Syria's Assad Sends Russian Missile System to Hezbollah with Wagner Group's Help, say US Intel
Syrian President Bashar al-Assad has reportedly agreed to provide Hezbollah with a Russian-made missile defense system, according to US intelligence. The Russian mercenary organization Wagner Group has been tasked with the delivery of the system. There are concerns that this could lead to a new front in Israel's war on Hamas.
The United States has received intelligence indicating that Syrian President Bashar al-Assad has agreed to supply the Lebanese militant group Hezbollah with a Russian-made missile defense system, according to two informed sources. The delivery of the surface-to-air SA-22 missile system, also known as Pantsir, is reportedly being carried out by the Russian mercenary organization Wagner Group, which operates in Syria. It is unclear whether the system has already been delivered or how close it is to being delivered. The sources revealed that the system was originally provided by Russia for use by the Syrian government.
The US has been closely monitoring the movement of the missile defense system, with one source stating that the assessment is based on intelligence gathered about discussions between Assad, Wagner, and Hezbollah regarding the delivery. While Wagner and Hezbollah fighters have been present in Syria for years, working alongside Russian and Syrian armed forces to support the Assad regime against the Syrian opposition, Assad's role in providing the missile defense system to Hezbollah has not been previously reported. The Wall Street Journal had previously suggested that Wagner might supply the system to Hezbollah.
There is evidence of increasing collaboration between Hezbollah and Wagner in Syria, according to a third source familiar with Western intelligence. This collaboration raises concerns that Hezbollah may be considering opening a new front in Israel's conflict with Hamas, particularly along Israel's northern border with Lebanon. The US has repeatedly warned Hezbollah and other Iran-backed groups to refrain from involvement in the conflict and has deployed aircraft carriers and troops to the region as a deterrent against escalation.

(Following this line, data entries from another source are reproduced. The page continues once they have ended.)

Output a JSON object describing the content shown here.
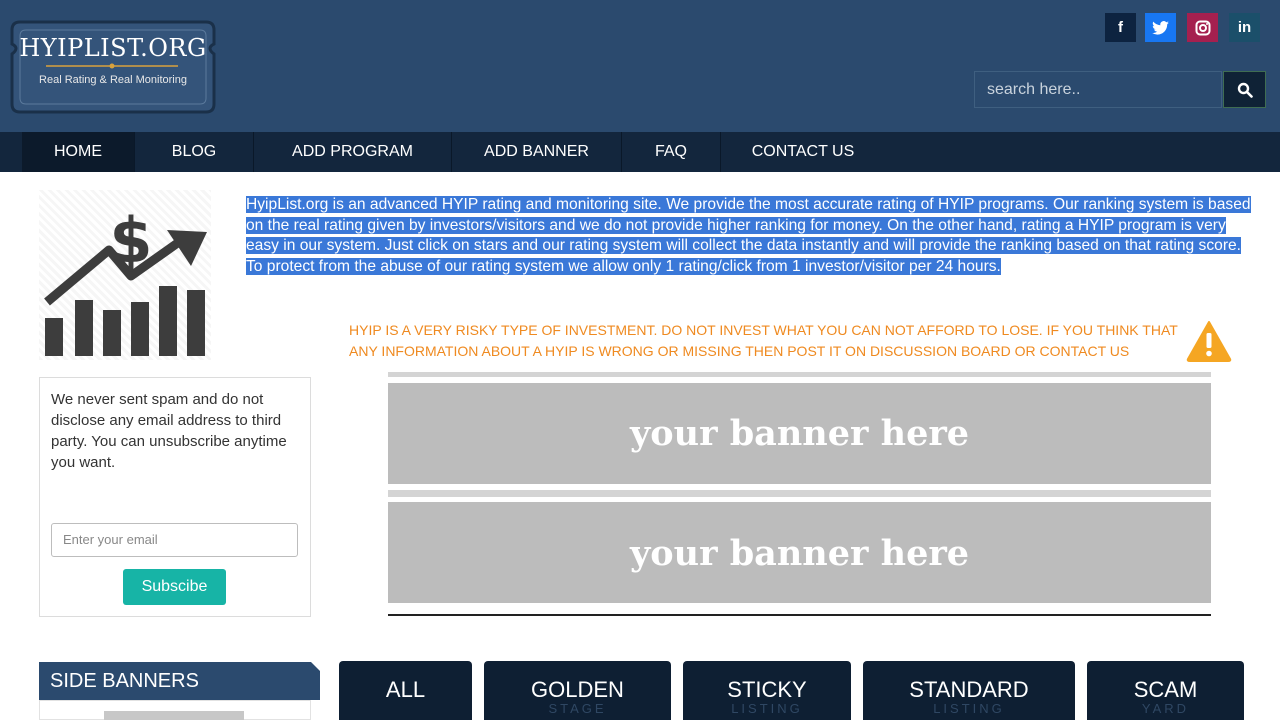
{
  "header": {
    "logo_title": "HYIPLIST.ORG",
    "logo_subtitle": "Real Rating & Real Monitoring",
    "social": [
      {
        "icon": "facebook-icon",
        "glyph": "f"
      },
      {
        "icon": "twitter-icon",
        "glyph": "🐦"
      },
      {
        "icon": "instagram-icon",
        "glyph": "◎"
      },
      {
        "icon": "linkedin-icon",
        "glyph": "in"
      }
    ],
    "search_placeholder": "search here.."
  },
  "nav": {
    "items": [
      {
        "label": "HOME",
        "active": true
      },
      {
        "label": "BLOG"
      },
      {
        "label": "ADD PROGRAM"
      },
      {
        "label": "ADD BANNER"
      },
      {
        "label": "FAQ"
      },
      {
        "label": "CONTACT US"
      }
    ]
  },
  "intro_text": "HyipList.org is an advanced HYIP rating and monitoring site. We provide the most accurate rating of HYIP programs. Our ranking system is based on the real rating given by investors/visitors and we do not provide higher ranking for money. On the other hand, rating a HYIP program is very easy in our system. Just click on stars and our rating system will collect the data instantly and will provide the ranking based on that rating score. To protect from the abuse of our rating system we allow only 1 rating/click from 1 investor/visitor per 24 hours.",
  "warning_text": "HYIP IS A VERY RISKY TYPE OF INVESTMENT. DO NOT INVEST WHAT YOU CAN NOT AFFORD TO LOSE. IF YOU THINK THAT ANY INFORMATION ABOUT A HYIP IS WRONG OR MISSING THEN POST IT ON DISCUSSION BOARD OR CONTACT US",
  "banners": [
    "your banner here",
    "your banner here"
  ],
  "newsletter": {
    "text": "We never sent spam and do not disclose any email address to third party. You can unsubscribe anytime you want.",
    "email_placeholder": "Enter your email",
    "button_label": "Subscibe"
  },
  "side_banners_title": "SIDE BANNERS",
  "tabs": [
    {
      "label": "ALL",
      "sub": ""
    },
    {
      "label": "GOLDEN",
      "sub": "STAGE"
    },
    {
      "label": "STICKY",
      "sub": "LISTING"
    },
    {
      "label": "STANDARD",
      "sub": "LISTING"
    },
    {
      "label": "SCAM",
      "sub": "YARD"
    }
  ],
  "colors": {
    "header_bg": "#2b4a6e",
    "nav_bg": "#13263d",
    "accent_teal": "#17b4a6",
    "warning_orange": "#ef8a20",
    "selection_blue": "#3a78d8"
  }
}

Israel has previously targeted missile systems inside Syria as part of broader attacks on Iranian military sites in the country. It remains uncertain how much influence Russia had over the decision to provide the missile defense system to Hezbollah. Although the Kremlin has attempted to absorb Wagner mercenaries and the group's assets since the death of Wagner leader Yevgeny Prigozhin, there has been no definitive shift in terms of the Kremlin taking full ownership of the fighters, according to previous CNN reports.
In a separate development, Russia hosted Hamas leaders in Moscow earlier this month, which drew criticism from the Israeli government. The US intelligence community currently believes that Iran and its proxies are carefully calculating their response to Israel's military intervention in Gaza to avoid direct conflict with Israel or the US, while still inflicting costs on their adversaries. However, officials express concerns that Hezbollah, as an ally of Hamas, may escalate tensions due to its internal politics.
Hezbollah's leader, Hassan Nasrallah, is scheduled to deliver a significant speech on Friday, which intelligence officials will closely analyze for indications of the group's intentions.